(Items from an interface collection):
===============

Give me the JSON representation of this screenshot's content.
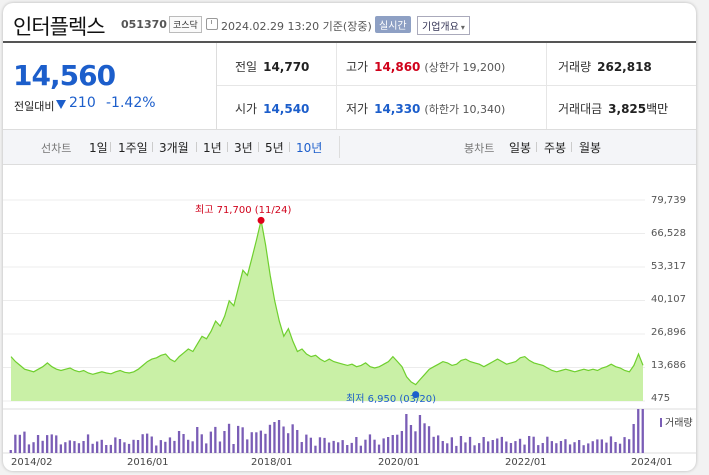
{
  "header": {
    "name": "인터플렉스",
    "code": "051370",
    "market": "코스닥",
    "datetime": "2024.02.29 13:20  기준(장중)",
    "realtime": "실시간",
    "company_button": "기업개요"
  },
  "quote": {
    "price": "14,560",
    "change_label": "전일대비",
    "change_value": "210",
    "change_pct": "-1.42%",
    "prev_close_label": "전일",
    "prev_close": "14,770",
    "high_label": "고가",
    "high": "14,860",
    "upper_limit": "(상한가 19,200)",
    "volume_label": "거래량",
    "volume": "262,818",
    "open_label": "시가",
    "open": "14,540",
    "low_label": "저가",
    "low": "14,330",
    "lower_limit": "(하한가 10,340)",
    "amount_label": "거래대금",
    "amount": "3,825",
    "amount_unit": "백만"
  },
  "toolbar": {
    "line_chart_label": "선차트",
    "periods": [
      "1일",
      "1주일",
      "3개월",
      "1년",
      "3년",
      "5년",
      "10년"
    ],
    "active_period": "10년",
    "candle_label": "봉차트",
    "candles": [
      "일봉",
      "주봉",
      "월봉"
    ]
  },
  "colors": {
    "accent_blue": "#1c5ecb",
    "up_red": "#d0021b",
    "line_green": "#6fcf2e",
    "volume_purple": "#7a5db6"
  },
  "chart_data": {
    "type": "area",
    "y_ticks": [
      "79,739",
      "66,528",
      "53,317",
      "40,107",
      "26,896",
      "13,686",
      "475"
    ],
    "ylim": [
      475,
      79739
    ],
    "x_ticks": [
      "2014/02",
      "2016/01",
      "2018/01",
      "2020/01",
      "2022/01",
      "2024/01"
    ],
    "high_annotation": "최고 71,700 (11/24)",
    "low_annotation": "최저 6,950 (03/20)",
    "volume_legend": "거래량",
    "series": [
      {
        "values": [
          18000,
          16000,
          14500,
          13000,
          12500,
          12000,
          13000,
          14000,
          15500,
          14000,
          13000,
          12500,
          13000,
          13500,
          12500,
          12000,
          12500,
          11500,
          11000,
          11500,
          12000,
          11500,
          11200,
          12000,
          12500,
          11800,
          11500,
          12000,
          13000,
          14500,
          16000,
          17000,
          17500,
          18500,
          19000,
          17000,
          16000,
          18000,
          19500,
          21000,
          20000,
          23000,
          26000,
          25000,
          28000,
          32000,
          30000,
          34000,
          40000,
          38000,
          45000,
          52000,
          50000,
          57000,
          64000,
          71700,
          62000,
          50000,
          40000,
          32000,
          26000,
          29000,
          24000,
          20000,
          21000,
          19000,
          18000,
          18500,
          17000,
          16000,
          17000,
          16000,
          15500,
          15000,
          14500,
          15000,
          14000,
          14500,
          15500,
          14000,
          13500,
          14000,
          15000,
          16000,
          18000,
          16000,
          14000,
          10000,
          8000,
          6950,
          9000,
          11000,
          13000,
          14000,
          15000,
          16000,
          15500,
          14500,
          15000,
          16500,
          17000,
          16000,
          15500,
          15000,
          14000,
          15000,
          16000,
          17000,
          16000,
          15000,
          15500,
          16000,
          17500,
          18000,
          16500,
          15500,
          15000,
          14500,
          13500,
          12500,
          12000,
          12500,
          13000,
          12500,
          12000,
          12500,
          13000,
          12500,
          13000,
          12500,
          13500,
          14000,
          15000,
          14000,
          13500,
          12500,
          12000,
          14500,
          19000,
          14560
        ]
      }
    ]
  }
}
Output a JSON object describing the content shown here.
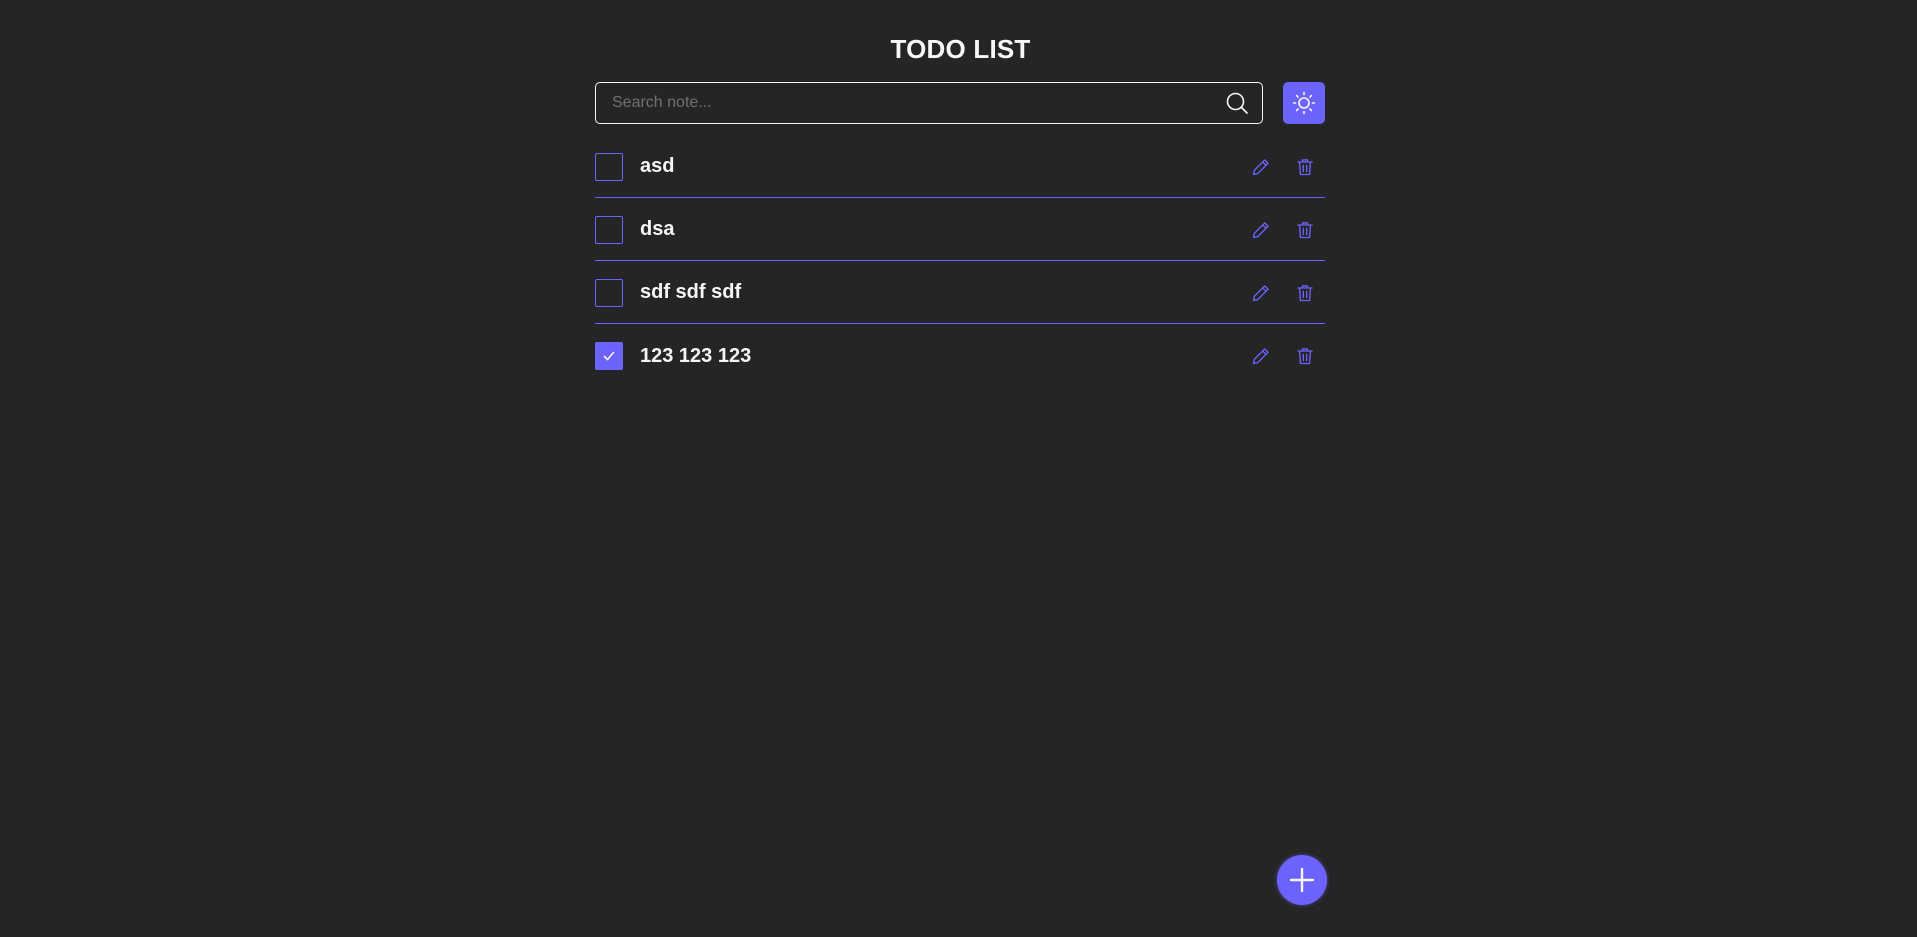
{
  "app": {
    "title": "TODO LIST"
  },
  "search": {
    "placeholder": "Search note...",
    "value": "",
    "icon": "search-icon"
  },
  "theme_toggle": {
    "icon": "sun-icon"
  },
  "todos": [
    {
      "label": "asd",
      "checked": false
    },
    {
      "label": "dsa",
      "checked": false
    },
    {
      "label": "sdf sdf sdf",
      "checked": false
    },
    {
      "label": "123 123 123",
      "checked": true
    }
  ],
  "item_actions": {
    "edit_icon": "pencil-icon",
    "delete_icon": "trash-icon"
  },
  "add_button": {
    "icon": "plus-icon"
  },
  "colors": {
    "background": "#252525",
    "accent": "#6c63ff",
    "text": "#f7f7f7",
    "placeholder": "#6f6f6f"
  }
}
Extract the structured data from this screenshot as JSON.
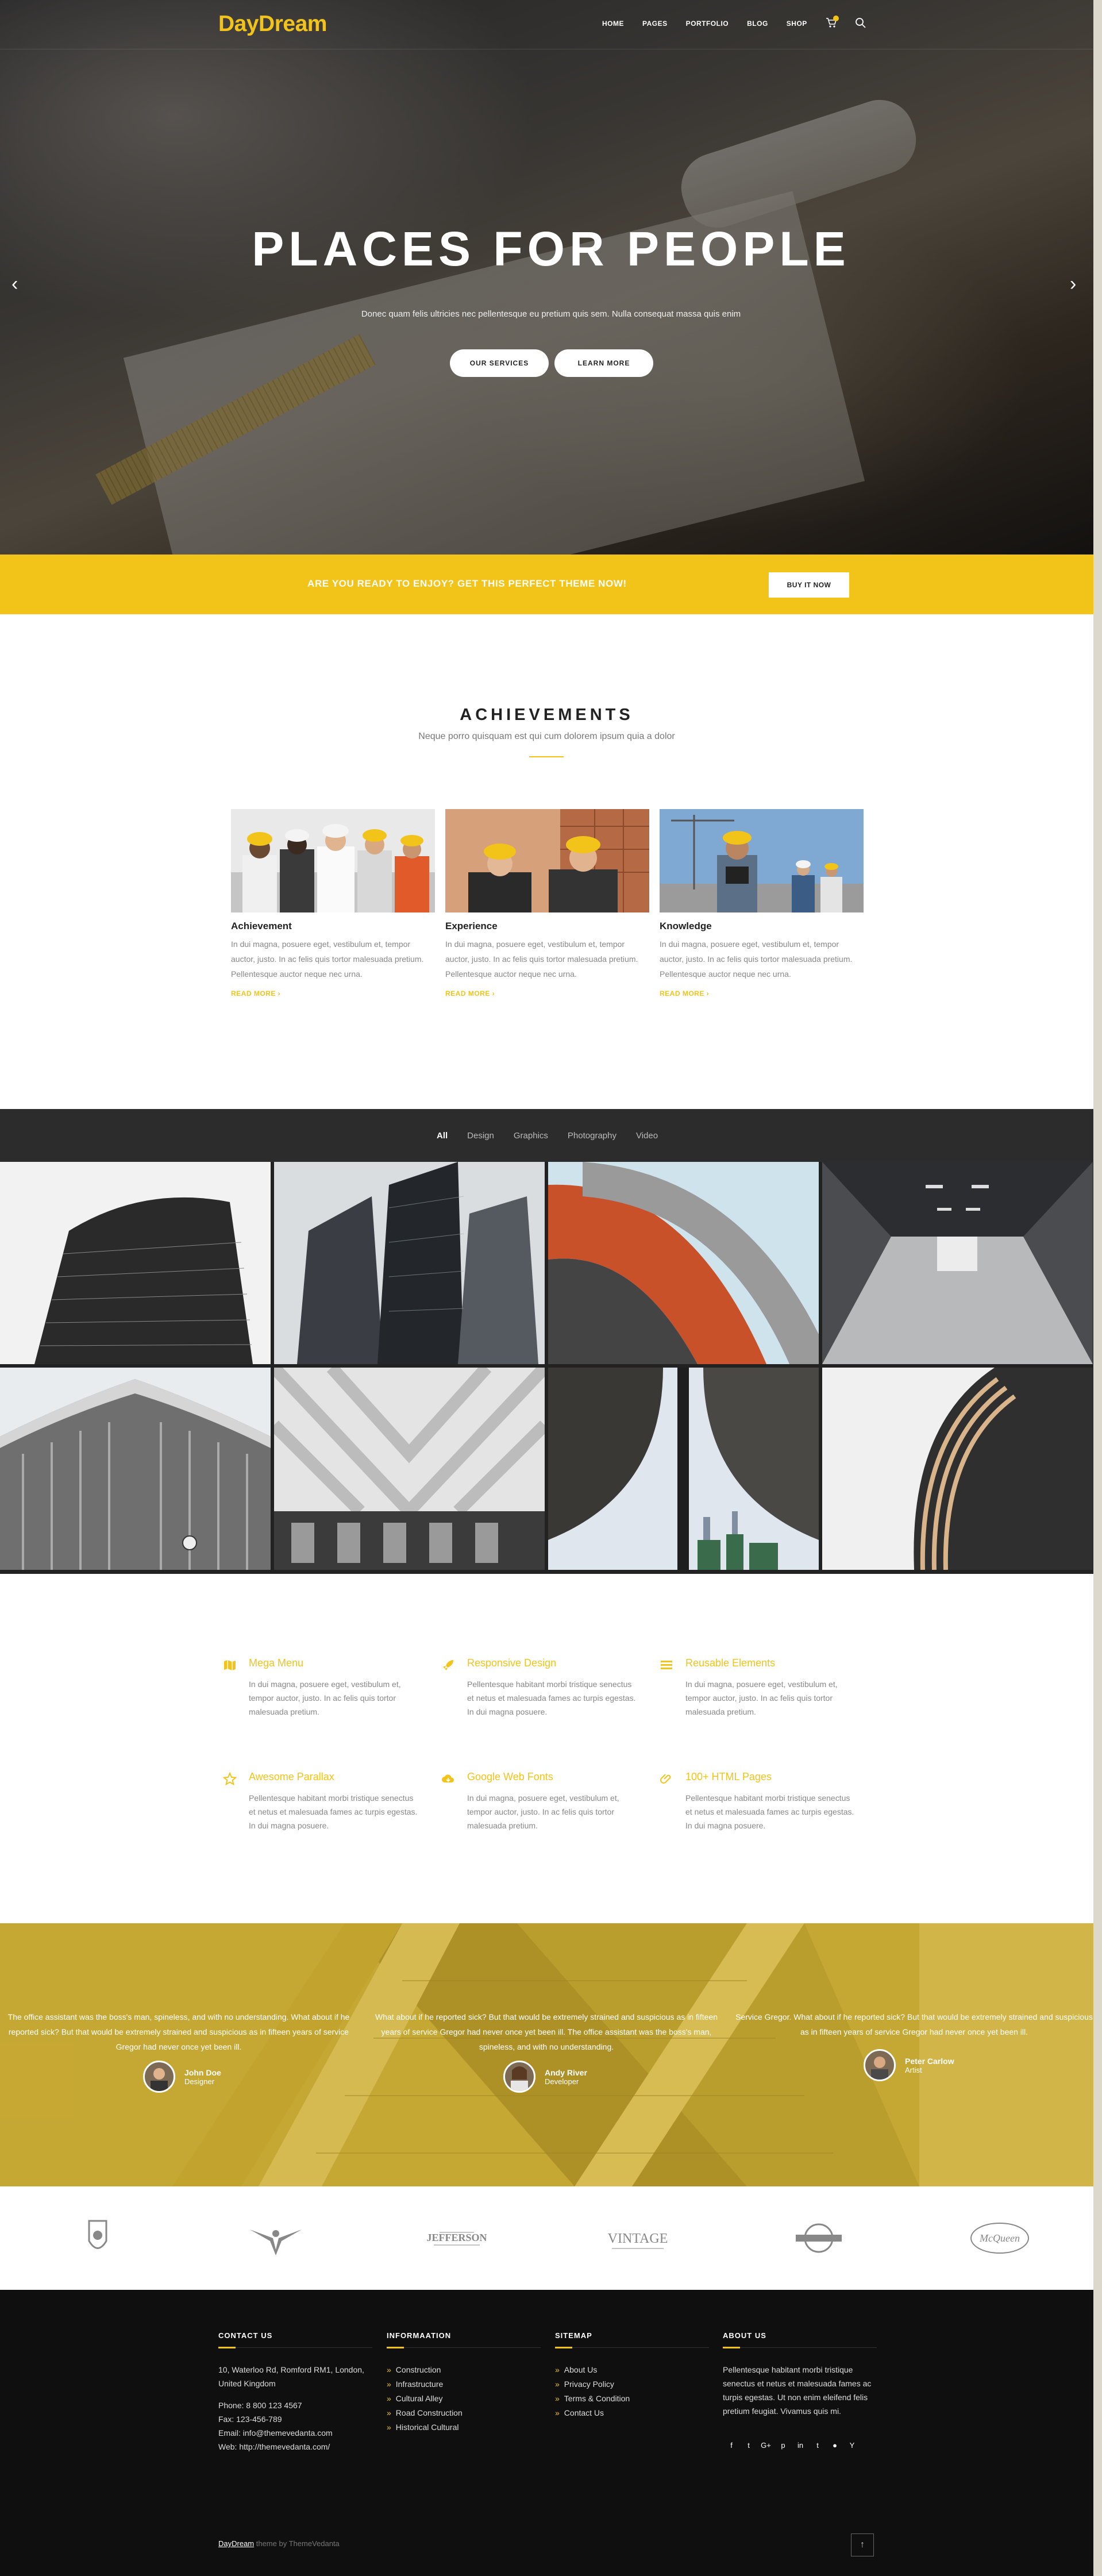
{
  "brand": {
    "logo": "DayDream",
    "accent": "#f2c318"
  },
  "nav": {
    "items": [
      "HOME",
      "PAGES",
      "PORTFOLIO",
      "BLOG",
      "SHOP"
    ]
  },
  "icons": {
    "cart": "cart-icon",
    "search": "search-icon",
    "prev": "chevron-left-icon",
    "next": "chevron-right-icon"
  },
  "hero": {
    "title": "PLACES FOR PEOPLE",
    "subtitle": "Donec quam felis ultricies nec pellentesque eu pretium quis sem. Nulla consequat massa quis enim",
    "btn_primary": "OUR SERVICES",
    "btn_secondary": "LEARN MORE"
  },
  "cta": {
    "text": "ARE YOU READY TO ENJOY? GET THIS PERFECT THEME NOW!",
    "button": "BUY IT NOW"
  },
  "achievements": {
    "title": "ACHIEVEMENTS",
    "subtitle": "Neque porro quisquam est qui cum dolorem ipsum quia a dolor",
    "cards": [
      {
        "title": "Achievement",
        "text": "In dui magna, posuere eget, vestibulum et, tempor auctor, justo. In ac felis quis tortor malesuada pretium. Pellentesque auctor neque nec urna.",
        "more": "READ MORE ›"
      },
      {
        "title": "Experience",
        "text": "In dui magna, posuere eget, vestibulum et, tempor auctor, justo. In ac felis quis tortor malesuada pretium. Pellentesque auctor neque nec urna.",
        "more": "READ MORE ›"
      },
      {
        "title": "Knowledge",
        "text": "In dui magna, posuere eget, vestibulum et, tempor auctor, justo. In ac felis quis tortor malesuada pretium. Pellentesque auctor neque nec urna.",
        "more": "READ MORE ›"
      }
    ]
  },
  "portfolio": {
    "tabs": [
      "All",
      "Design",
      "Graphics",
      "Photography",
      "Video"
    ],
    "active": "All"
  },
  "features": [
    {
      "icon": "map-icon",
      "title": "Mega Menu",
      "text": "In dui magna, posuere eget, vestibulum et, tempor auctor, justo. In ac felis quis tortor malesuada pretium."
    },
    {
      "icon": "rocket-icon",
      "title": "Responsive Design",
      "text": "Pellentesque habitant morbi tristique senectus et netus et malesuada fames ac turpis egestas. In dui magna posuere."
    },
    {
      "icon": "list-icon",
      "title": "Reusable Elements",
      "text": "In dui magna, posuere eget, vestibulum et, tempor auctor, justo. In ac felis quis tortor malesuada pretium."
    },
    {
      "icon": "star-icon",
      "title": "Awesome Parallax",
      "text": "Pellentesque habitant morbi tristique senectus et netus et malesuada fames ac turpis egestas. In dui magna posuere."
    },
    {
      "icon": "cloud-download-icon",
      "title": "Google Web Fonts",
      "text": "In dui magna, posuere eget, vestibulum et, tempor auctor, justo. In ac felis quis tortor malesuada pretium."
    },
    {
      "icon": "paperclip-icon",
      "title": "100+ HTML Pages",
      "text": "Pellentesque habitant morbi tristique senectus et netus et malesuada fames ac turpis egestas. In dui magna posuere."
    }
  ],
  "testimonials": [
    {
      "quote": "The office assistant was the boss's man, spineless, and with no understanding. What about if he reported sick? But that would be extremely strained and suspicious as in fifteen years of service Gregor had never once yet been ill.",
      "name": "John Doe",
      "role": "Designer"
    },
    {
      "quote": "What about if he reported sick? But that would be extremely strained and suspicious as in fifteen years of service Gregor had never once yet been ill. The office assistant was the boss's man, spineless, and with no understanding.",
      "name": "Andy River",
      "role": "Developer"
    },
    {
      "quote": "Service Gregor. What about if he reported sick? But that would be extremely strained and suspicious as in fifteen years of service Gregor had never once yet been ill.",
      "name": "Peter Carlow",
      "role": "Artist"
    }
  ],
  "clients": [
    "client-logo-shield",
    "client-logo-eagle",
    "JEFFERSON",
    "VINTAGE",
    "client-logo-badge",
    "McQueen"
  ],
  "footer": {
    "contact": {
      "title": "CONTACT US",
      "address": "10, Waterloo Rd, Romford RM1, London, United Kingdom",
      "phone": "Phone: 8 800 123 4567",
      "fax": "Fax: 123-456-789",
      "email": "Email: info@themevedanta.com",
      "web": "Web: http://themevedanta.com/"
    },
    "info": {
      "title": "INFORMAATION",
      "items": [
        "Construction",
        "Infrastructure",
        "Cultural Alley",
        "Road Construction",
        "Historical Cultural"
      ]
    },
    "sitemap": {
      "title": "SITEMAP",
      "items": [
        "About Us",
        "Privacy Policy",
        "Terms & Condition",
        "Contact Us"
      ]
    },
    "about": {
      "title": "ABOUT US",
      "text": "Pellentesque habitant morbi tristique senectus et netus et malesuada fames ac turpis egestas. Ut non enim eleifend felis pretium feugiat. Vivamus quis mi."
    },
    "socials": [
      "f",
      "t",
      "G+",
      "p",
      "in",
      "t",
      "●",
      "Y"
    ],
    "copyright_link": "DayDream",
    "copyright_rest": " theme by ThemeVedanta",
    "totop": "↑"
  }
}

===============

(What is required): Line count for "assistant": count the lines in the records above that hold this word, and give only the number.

(Written reply): 2